When I asked general manager Neal Huntington about this before the series finale against the Detroit Tigers today, he said that the claim was erroneous on two counts.
The organization scouted Bundy extensively in recent weeks. At 18, the high school pitcher may have the highest upside of any candidate in a draft that appears to be long on depth, but short on star power.
"We've not been told by any player in our four years here not to draft him," he said. "I do not know where the report came from. I guess that I question the accuracy of it, and I hate to do that."
What's more, Huntington said the organization is not opposed to a long-toss regimen if it adheres to its guidelines. He said several farmhands are involved in one at this time.
Bundy is a staunch supporter of the long-toss program as a primary way to build arm strength. He believes that his 100-miles-per-hour fastball is the direct result of it.
"(The report) also puts something out there that isn't true about our system," Huntington said.
"We are not opposed to long toss. We do not make a blanket statement about anything for anybody. We have a specific program in mind for our pitchers based on their individual strengths and talents above and beyond that.

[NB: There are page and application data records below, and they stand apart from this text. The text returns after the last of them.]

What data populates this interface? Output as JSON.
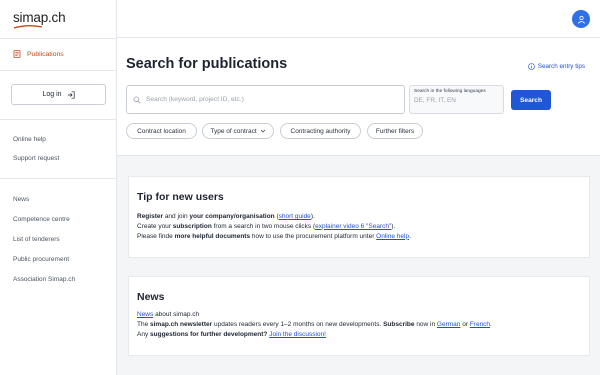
{
  "brand": {
    "logo_text": "simap.ch",
    "accent": "#c24a1b",
    "primary": "#1f57d6"
  },
  "sidebar": {
    "active_item": "Publications",
    "login_label": "Log in",
    "help_links": [
      "Online help",
      "Support request"
    ],
    "info_links": [
      "News",
      "Competence centre",
      "List of tenderers",
      "Public procurement",
      "Association Simap.ch"
    ]
  },
  "search": {
    "title": "Search for publications",
    "tips_label": "Search entry tips",
    "placeholder": "Search (keyword, project ID, etc.)",
    "lang_label": "Search in the following languages",
    "lang_value": "DE, FR, IT, EN",
    "button": "Search",
    "filters": [
      "Contract location",
      "Type of contract",
      "Contracting authority",
      "Further filters"
    ]
  },
  "tip_card": {
    "title": "Tip for new users",
    "l1_register": "Register",
    "l1_mid": " and join ",
    "l1_org": "your company/organisation",
    "l1_open": " (",
    "l1_link": "short guide",
    "l1_close": ").",
    "l2_a": "Create your ",
    "l2_b": "subscription",
    "l2_c": " from a search in two mouse clicks (",
    "l2_link": "explainer video 6 \"Search\"",
    "l2_d": ").",
    "l3_a": "Please finde ",
    "l3_b": "more helpful documents",
    "l3_c": " how to use the procurement platform unter ",
    "l3_link": "Online help",
    "l3_d": "."
  },
  "news_card": {
    "title": "News",
    "l1_link": "News",
    "l1_rest": " about simap.ch",
    "l2_a": "The ",
    "l2_b": "simap.ch newsletter",
    "l2_c": " updates readers every 1–2 months on new developments. ",
    "l2_d": "Subscribe",
    "l2_e": " now in ",
    "l2_link1": "German",
    "l2_f": " or ",
    "l2_link2": "French",
    "l2_g": ".",
    "l3_a": "Any ",
    "l3_b": "suggestions for further development?",
    "l3_c": " ",
    "l3_link": "Join the discussion!"
  }
}
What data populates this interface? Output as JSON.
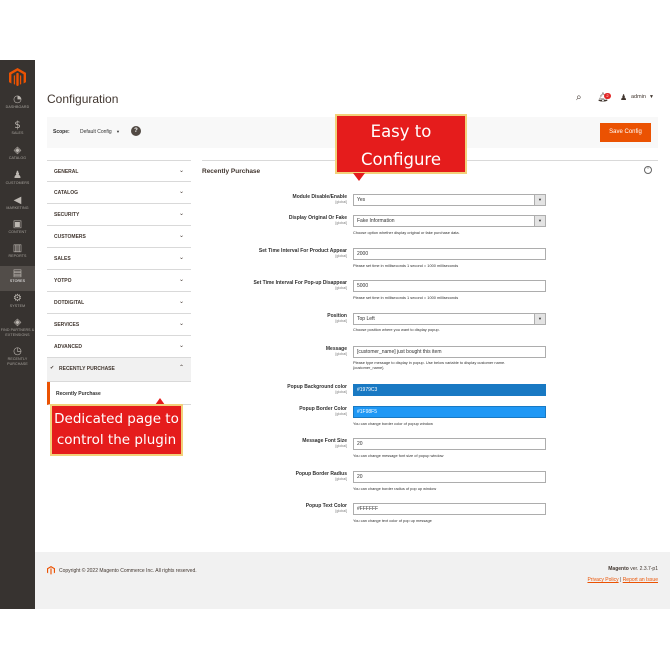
{
  "sidebar": {
    "items": [
      {
        "label": "DASHBOARD",
        "icon": "dashboard-icon"
      },
      {
        "label": "SALES",
        "icon": "dollar-icon"
      },
      {
        "label": "CATALOG",
        "icon": "cube-icon"
      },
      {
        "label": "CUSTOMERS",
        "icon": "person-icon"
      },
      {
        "label": "MARKETING",
        "icon": "megaphone-icon"
      },
      {
        "label": "CONTENT",
        "icon": "content-icon"
      },
      {
        "label": "REPORTS",
        "icon": "bar-chart-icon"
      },
      {
        "label": "STORES",
        "icon": "store-icon"
      },
      {
        "label": "SYSTEM",
        "icon": "gear-icon"
      },
      {
        "label": "FIND PARTNERS & EXTENSIONS",
        "icon": "cubes-icon"
      },
      {
        "label": "RECENTLY PURCHASE",
        "icon": "clock-icon"
      }
    ],
    "active": "STORES"
  },
  "header": {
    "title": "Configuration",
    "notification_count": "2",
    "user": "admin"
  },
  "scope": {
    "label": "Scope:",
    "value": "Default Config",
    "save_label": "Save Config"
  },
  "tabs": [
    {
      "label": "GENERAL"
    },
    {
      "label": "CATALOG"
    },
    {
      "label": "SECURITY"
    },
    {
      "label": "CUSTOMERS"
    },
    {
      "label": "SALES"
    },
    {
      "label": "YOTPO"
    },
    {
      "label": "DOTDIGITAL"
    },
    {
      "label": "SERVICES"
    },
    {
      "label": "ADVANCED"
    },
    {
      "label": "RECENTLY PURCHASE"
    }
  ],
  "subtab": {
    "label": "Recently Purchase"
  },
  "section": {
    "title": "Recently Purchase"
  },
  "fields": {
    "module": {
      "label": "Module Disable/Enable",
      "scope": "[global]",
      "value": "Yes"
    },
    "display": {
      "label": "Display Original Or Fake",
      "scope": "[global]",
      "value": "Fake Information",
      "note": "Choose option whether display original or fake purchase data."
    },
    "interval_appear": {
      "label": "Set Time Interval For Product Appear",
      "scope": "[global]",
      "value": "2000",
      "note": "Please set time in milliseconds 1 second = 1000 milliseconds"
    },
    "interval_disappear": {
      "label": "Set Time Interval For Pop-up Disappear",
      "scope": "[global]",
      "value": "5000",
      "note": "Please set time in milliseconds 1 second = 1000 milliseconds"
    },
    "position": {
      "label": "Position",
      "scope": "[global]",
      "value": "Top Left",
      "note": "Choose position where you want to display popup."
    },
    "message": {
      "label": "Message",
      "scope": "[global]",
      "value": "[customer_name] just bought this item",
      "note": "Please type message to display in popup. Use below variable to display customer name.{customer_name}"
    },
    "bg_color": {
      "label": "Popup Background color",
      "scope": "[global]",
      "value": "#1979C3",
      "color": "#1979c3"
    },
    "border_color": {
      "label": "Popup Border Color",
      "scope": "[global]",
      "value": "#1F98F5",
      "color": "#1f98f5",
      "note": "You can change border color of popup window"
    },
    "font_size": {
      "label": "Message Font Size",
      "scope": "[global]",
      "value": "20",
      "note": "You can change message font size of popup window"
    },
    "border_radius": {
      "label": "Popup Border Radius",
      "scope": "[global]",
      "value": "20",
      "note": "You can change border radius of pop up window"
    },
    "text_color": {
      "label": "Popup Text Color",
      "scope": "[global]",
      "value": "#FFFFFF",
      "note": "You can change text color of pop up message"
    }
  },
  "footer": {
    "copyright": "Copyright © 2022 Magento Commerce Inc. All rights reserved.",
    "brand": "Magento",
    "version": "ver. 2.3.7-p1",
    "privacy": "Privacy Policy",
    "separator": "|",
    "report": "Report an Issue"
  },
  "callouts": {
    "easy_line1": "Easy to",
    "easy_line2": "Configure",
    "dedicated_line1": "Dedicated page to",
    "dedicated_line2": "control the plugin"
  },
  "colors": {
    "accent": "#eb5202",
    "sidebar": "#373330",
    "callout": "#e51c1c"
  }
}
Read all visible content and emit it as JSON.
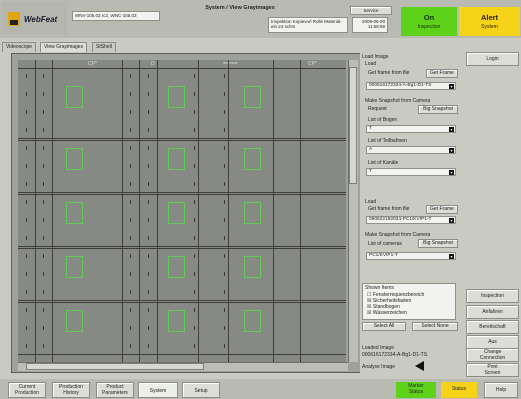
{
  "header": {
    "brand": "WebFeat",
    "title": "System / View Grayimages",
    "version": "WNV-105.03 rc2, WNC-105.03",
    "info": "Inspektion Kopievorl Rolle Material-ein 24 schm",
    "date": "2009-06-00",
    "time": "11:58:58",
    "service_label": "Service",
    "on_title": "On",
    "on_sub": "Inspection",
    "alert_title": "Alert",
    "alert_sub": "System"
  },
  "tabs": [
    "Videoscope",
    "View Grayimages",
    "StShell"
  ],
  "image_view": {
    "column_labels": [
      "CP*",
      "D",
      "=====",
      "CP*"
    ]
  },
  "panel": {
    "load_title": "Load Image",
    "load_label": "Load",
    "get_frame_from_file": "Get frame from file",
    "get_frame_button": "Get Frame",
    "frame_file_1": "000616172334-A-Bg1-D1-TS",
    "make_snapshot": "Make Snapshot from Camera",
    "request_label": "Request",
    "big_snapshot_button": "Big Snapshot",
    "list_bogen_label": "List of Bogen",
    "list_bogen_value": "T",
    "list_teilbahnen_label": "List of Teilbahnen",
    "list_teilbahnen_value": "A",
    "list_kanaele_label": "List of Kanäle",
    "list_kanaele_value": "T",
    "load2_label": "Load",
    "get_frame_from_file_2": "Get frame from file",
    "get_frame_button_2": "Get Frame",
    "frame_file_2": "090622192034-PC1/KVIP1-T",
    "make_snapshot_2": "Make Snapshot from Camera",
    "list_cameras_label": "List of cameras",
    "big_snapshot_button_2": "Big Snapshot",
    "camera_value": "PC1/KVIP1-T",
    "shown_items_title": "Shown Items",
    "shown_items": [
      "Fensterrequenzbereich",
      "Sicherheitsfasten",
      "Standbogen",
      "Wasserzeichen"
    ],
    "shown_items_checked": [
      "☐",
      "☒",
      "☒",
      "☒"
    ],
    "select_all_button": "Select All",
    "select_none_button": "Select None",
    "loaded_image_label": "Loaded Image",
    "loaded_image_value": "000616172334-A-Bg1-D1-TS",
    "analyse_image_label": "Analyse Image"
  },
  "side_buttons": {
    "login": "Login",
    "inspection": "Inspection",
    "anfahren": "Anfahren",
    "bereitschaft": "Bereitschaft",
    "aus": "Aus",
    "change_connection_1": "Change",
    "change_connection_2": "Connection",
    "print_screen_1": "Print",
    "print_screen_2": "Screen"
  },
  "bottom": {
    "current_production_1": "Current",
    "current_production_2": "Production",
    "production_history_1": "Production",
    "production_history_2": "History",
    "product_parameters_1": "Product",
    "product_parameters_2": "Parameters",
    "system": "System",
    "setup": "Setup",
    "marker_status_1": "Marker",
    "marker_status_2": "Status",
    "status": "Status",
    "help": "Help"
  },
  "colors": {
    "on_green": "#5ed21b",
    "alert_yellow": "#f5d318",
    "roi_green": "#5bd44b"
  }
}
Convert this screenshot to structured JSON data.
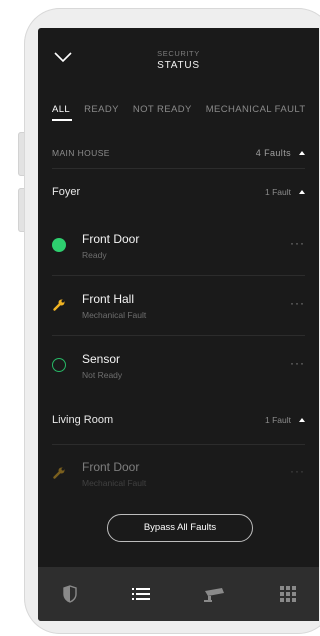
{
  "header": {
    "subtitle": "SECURITY",
    "title": "STATUS"
  },
  "tabs": [
    {
      "label": "ALL",
      "active": true
    },
    {
      "label": "READY",
      "active": false
    },
    {
      "label": "NOT READY",
      "active": false
    },
    {
      "label": "MECHANICAL FAULT",
      "active": false
    }
  ],
  "group": {
    "label": "MAIN HOUSE",
    "count": "4 Faults"
  },
  "rooms": [
    {
      "name": "Foyer",
      "count": "1 Fault"
    },
    {
      "name": "Living Room",
      "count": "1 Fault"
    }
  ],
  "devices": [
    {
      "name": "Front Door",
      "status": "Ready",
      "icon": "ready-dot-icon",
      "more": "···"
    },
    {
      "name": "Front Hall",
      "status": "Mechanical Fault",
      "icon": "wrench-icon",
      "more": "···"
    },
    {
      "name": "Sensor",
      "status": "Not Ready",
      "icon": "not-ready-ring-icon",
      "more": "···"
    },
    {
      "name": "Front Door",
      "status": "Mechanical Fault",
      "icon": "wrench-icon",
      "more": "···"
    }
  ],
  "bypass_label": "Bypass All Faults",
  "nav": [
    "shield-icon",
    "list-icon",
    "camera-icon",
    "grid-icon"
  ],
  "colors": {
    "ready": "#2ecf6f",
    "fault": "#f0b323",
    "background": "#1a1a1a",
    "nav": "#2e2e2e"
  }
}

"We're open to long toss if it's done correctly. It can be an asset. If done incorrectly, it can be a tremendous disadvantage for a player and put him in harm's way, and that's what we try to protect against. We want our pitchers to build arm strength but as importantly stay healthy."